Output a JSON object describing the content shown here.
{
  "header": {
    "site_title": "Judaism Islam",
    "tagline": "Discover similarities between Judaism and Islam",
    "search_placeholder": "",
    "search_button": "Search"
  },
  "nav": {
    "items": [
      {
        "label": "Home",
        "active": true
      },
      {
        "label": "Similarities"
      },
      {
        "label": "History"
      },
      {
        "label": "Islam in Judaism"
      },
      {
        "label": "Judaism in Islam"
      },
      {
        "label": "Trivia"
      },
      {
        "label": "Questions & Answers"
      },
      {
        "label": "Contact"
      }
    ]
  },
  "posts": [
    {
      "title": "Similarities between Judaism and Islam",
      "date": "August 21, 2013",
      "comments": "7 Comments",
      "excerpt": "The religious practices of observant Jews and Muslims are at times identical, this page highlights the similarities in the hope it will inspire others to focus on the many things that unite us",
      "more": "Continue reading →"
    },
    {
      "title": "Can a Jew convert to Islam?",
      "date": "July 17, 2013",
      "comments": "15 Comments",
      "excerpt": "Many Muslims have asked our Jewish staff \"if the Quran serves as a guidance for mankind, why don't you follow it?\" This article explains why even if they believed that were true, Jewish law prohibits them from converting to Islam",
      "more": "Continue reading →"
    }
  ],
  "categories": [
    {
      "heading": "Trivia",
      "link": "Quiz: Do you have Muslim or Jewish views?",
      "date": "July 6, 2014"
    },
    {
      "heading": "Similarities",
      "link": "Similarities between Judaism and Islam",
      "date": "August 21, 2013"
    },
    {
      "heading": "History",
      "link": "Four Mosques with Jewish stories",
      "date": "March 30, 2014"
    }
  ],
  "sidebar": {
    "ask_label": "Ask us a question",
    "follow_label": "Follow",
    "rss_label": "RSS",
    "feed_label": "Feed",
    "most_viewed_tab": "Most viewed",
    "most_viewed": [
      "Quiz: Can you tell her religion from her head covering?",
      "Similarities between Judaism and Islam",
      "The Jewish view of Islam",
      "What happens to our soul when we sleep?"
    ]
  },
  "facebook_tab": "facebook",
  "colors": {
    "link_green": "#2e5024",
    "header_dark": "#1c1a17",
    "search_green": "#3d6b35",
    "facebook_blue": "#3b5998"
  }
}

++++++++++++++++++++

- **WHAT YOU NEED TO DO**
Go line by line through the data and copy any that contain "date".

- **ANSWER SECTION**
      "date": "August 21, 2013",
      "date": "July 17, 2013",
      "date": "July 6, 2014"
      "date": "August 21, 2013"
      "date": "March 30, 2014"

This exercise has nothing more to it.